What happens if severance tax revenue falls?

Because of how unstable the severance tax is, it is likely that the amount of money the state is collecting in severance taxes will begin to fall in the near future. And the state has little say in when that will happen. 

“Energy prices as a whole are really tied to global market forces,” O’Leary said. “There’s not really anything West Virginia can do to control natural gas prices.”

These prices are already beginning to decline, with forecasters predicting the price of natural gas will drop by at least 50% in 2023 when compared to last year. The West Virginia Center on Budget and Policy also notes that this year’s severance tax revenue is starting to trend downward from the highs of last year. While the state does have the extra money, the Center has argued that the current surplus would be better used providing additional support to address a number of ongoing state crises, and also backs giving additional surplus money to the counties that produce the highest amount of natural resources, some of which face significant financial difficulties.

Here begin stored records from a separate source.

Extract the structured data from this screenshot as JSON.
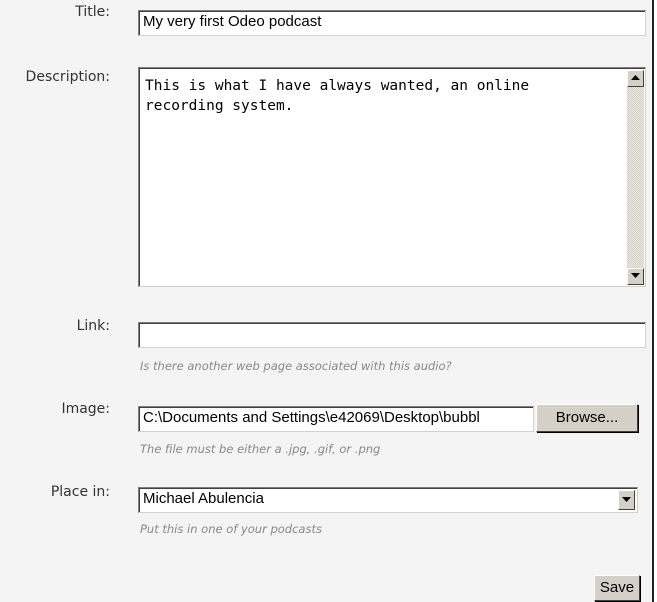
{
  "form": {
    "title": {
      "label": "Title:",
      "value": "My very first Odeo podcast"
    },
    "description": {
      "label": "Description:",
      "value": "This is what I have always wanted, an online recording system."
    },
    "link": {
      "label": "Link:",
      "value": "",
      "hint": "Is there another web page associated with this audio?"
    },
    "image": {
      "label": "Image:",
      "value": "C:\\Documents and Settings\\e42069\\Desktop\\bubbl",
      "browse_label": "Browse...",
      "hint": "The file must be either a .jpg, .gif, or .png"
    },
    "place_in": {
      "label": "Place in:",
      "selected": "Michael Abulencia",
      "hint": "Put this in one of your podcasts"
    },
    "save_label": "Save"
  },
  "icons": {
    "scroll_up": "scroll-up-arrow-icon",
    "scroll_down": "scroll-down-arrow-icon",
    "dropdown": "chevron-down-icon"
  },
  "colors": {
    "background": "#f4f4f4",
    "button_face": "#d4d0c8",
    "hint_text": "#888888"
  }
}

“This extractive industry has not fulfilled its promises of economic prosperity in the areas where the actual extraction is taking place,” O’Leary said.

As of now, if severance tax revenue does decline, that combined with the recently-implemented tax cuts means the state will have less money to work with. Though it’s unclear exactly how that will play out, it could cause officials to have to make significant shifts in the future. 

And more broadly, as West Virginia continues to enjoy the boom of the current severance tax collections, there’s still no indication from state leaders how they are preparing to handle the inevitable bust.

Mountain State Spotlight explains: Why West Virginia’s reliance on volatile severance taxes is problematic appeared first on Mountain State Spotlight, West Virginia’s civic newsroom.